A Look at Some Mobile App Developer Certs

Ed T Mobility Graphic

With over 3.5 million mobile apps available to the general public (Google Play, Apple App Store, etc.), it's not a stretch to say that mobile app development is a flourishing industry. That number doesn't include all of the apps developed in-house by thousands of organizations around the globe (although several do make their apps available to the public as well). With high demand also comes a need for super-sharp skills to create secure, highly reliable apps.


So, which mobile app development certs are drawing in the crowds?


Dallas-based Advanced Training Consultants (ATC) offers the Android Certified Application Developer, a foundation-level credential that aims at a person's ability to design, build, debug and maintain Android apps. Only one exam is required, which costs $150 USD.


Although Apple iOS apps are exceedingly popular with device users, Apple still doesn't have a mobile app developer cert. Interested parties need to take Apple's DIY approach through the Apple Developer Program or seek training through a third party. Big Nerd Ranch offers lots of iOS classes and bootcamps, as well as those for Android, and Academy Class has a five-day iOS App Development Jumpstart course. You can find many more example doing a quick Internet search.


Like Apple, Microsoft doesn't offer a Windows Phone app certification, but its Microsoft Technology Associate (MTA) and Microsoft Certified Solutions Developer (MCSD) cert programs both have tracks in software development, which tinker in skill-building for Web apps optimized for desktop and mobile devices. And they're pretty popular certs. If you have no experience with programming, you might consider one of the MTA Developer track certs — Software Development Fundamentals or HTML5 Application Development Fundamentals. With some programming skills under your belt, you could go for the MCSD: Windows Store Apps credential. Each MTA certification costs $115 USD, and each MCSD exam costs $150 USD (three exams required).


The Oracle Java ME Mobile Application Developer focuses on the use of Java technologies to create mobile apps. The single multiple-choice exam costs $245 USD.


You can also find trade associations and similar organizations with mobile cert programs. For example, the Mobile Technology Association of Michigan (MTAM) has classes and certifications for Mobile Fundamentals for Developers, iOS Application Development and Android Application Development.

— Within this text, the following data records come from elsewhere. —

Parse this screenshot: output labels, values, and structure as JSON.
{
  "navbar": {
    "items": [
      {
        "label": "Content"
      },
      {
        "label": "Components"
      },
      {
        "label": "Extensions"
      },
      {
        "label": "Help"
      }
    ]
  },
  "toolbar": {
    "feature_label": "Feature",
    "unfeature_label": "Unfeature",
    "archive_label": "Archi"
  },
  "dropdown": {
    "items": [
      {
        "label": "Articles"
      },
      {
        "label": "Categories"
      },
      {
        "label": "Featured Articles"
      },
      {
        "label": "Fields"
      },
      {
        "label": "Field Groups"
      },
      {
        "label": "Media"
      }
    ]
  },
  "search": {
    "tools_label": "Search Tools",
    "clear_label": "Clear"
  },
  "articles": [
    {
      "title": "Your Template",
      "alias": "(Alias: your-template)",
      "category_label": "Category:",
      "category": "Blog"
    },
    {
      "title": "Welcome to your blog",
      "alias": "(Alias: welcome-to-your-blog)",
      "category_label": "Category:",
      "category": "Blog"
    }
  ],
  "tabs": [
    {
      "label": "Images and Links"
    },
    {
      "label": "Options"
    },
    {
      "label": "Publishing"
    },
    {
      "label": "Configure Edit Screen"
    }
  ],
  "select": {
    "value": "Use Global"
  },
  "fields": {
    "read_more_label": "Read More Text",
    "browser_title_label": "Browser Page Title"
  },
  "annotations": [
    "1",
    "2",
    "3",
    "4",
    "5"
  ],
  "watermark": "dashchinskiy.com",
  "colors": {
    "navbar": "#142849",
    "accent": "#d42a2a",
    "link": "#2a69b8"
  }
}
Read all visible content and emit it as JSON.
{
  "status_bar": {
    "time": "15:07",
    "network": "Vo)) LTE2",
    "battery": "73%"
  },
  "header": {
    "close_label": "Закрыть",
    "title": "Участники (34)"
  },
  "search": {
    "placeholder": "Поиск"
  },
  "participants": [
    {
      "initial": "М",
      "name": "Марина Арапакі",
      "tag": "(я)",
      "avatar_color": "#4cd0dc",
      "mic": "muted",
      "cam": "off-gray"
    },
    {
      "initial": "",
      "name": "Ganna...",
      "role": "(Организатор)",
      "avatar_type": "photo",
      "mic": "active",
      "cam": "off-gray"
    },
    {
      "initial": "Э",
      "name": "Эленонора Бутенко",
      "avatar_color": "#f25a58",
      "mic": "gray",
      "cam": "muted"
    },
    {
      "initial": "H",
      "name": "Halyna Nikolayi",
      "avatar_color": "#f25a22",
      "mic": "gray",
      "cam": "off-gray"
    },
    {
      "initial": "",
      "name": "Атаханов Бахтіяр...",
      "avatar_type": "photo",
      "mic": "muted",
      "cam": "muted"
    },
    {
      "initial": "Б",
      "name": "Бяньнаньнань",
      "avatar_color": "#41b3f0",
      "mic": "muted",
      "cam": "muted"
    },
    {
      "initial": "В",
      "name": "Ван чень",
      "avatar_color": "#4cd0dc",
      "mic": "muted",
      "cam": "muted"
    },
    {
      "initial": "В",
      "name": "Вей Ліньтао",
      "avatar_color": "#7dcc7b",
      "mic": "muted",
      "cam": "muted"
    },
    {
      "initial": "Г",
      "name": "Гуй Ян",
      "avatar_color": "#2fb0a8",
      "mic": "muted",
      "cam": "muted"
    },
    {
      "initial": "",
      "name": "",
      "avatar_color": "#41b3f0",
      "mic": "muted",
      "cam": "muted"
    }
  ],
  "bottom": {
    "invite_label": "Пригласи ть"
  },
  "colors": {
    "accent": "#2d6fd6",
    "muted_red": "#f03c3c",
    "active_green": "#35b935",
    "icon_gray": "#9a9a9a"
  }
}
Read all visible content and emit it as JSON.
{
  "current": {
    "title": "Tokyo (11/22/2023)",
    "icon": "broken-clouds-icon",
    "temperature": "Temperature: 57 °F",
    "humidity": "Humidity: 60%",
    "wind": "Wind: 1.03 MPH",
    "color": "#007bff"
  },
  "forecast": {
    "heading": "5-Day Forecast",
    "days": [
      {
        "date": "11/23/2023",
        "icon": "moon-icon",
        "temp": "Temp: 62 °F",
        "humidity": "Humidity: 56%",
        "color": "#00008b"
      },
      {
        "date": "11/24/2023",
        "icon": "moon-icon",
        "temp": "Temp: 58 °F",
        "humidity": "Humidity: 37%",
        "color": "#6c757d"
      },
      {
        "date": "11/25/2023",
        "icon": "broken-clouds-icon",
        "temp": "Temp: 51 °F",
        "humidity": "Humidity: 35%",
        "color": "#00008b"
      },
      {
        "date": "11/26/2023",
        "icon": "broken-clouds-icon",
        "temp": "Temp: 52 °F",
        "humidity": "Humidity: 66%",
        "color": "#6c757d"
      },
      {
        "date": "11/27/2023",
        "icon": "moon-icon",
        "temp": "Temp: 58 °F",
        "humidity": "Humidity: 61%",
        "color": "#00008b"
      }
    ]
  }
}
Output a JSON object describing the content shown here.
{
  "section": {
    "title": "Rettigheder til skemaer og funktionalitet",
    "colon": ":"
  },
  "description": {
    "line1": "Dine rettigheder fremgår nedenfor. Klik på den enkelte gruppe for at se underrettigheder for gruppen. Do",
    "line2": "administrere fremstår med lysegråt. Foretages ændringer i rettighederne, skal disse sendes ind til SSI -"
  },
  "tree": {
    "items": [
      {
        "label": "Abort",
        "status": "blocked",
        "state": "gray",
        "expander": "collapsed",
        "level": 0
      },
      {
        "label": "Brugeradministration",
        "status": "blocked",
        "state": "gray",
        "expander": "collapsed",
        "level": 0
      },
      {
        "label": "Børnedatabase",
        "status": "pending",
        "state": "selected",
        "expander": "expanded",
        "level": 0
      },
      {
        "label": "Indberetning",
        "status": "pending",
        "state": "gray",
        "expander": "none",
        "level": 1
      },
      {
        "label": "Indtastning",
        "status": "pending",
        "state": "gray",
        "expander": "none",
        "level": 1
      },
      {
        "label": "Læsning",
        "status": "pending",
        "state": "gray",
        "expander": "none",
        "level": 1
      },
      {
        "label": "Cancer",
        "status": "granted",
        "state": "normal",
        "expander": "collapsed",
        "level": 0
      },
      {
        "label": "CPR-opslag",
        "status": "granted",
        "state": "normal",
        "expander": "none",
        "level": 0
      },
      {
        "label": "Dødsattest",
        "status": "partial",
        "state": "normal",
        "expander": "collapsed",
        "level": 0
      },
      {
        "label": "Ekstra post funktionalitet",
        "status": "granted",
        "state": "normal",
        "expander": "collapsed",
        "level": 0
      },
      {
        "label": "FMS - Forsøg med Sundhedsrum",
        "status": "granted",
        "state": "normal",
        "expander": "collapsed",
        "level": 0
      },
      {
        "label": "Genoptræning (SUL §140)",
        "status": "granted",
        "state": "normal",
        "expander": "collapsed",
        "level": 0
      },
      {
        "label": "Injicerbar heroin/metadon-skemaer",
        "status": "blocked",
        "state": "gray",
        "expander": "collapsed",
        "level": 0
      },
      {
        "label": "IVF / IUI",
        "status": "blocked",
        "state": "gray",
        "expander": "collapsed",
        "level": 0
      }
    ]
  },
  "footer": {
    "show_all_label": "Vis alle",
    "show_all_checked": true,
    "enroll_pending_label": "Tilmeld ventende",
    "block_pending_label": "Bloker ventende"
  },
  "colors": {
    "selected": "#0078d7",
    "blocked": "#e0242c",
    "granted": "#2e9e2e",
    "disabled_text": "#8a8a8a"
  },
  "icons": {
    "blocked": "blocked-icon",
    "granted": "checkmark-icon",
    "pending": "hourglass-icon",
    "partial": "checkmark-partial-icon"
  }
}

Several universities and colleges offer certificate programs in mobile app development, like the University of California-Irvine, University of Denver and Northwestern University, to name a few.


It's hard to believe, but the mobile app dev certification arena has been in play long enough that some certs have already come and gone. The Mobile Development Institute (MDI) was a nonprofit organization with three entry-level certifications for the Apple iOS, Google Android and BlackBerry operating systems. But the website has been down for a while and I can't find any current information on the MDI program. And, CompTIA announced the retirement of the exams for its Mobile App Security+ certification in June 2015. It seemed like a good niche cert that should have drawn more attention — considering the significance of security to organizations today — than it did.


When you're poking around the Web in search of even more mobile app dev certifications, keep in mind that there are "mobile app development" and "mobility" certs. A mobile app development cert aims at programming skills and creating apps, which was the focus of this blog post; a mobility cert typically involves support for local, remote and mobile users from a networking and infrastructure perspective. These categories of certifications are related yet distinct from one another.


Good luck!


Would you like more insight into the history of hacking? Check out Calvin's other articles about historical hackery:
About the Author

Ed Tittel is a 30-plus-year computer industry veteran who's worked as a software developer, technical marketer, consultant, author, and researcher. Author of many books and articles, Ed also writes on certification topics for Tech Target, ComputerWorld and Win10.Guru. Check out his website at www.edtittel.com, where he also blogs daily on Windows 10 and 11 topics.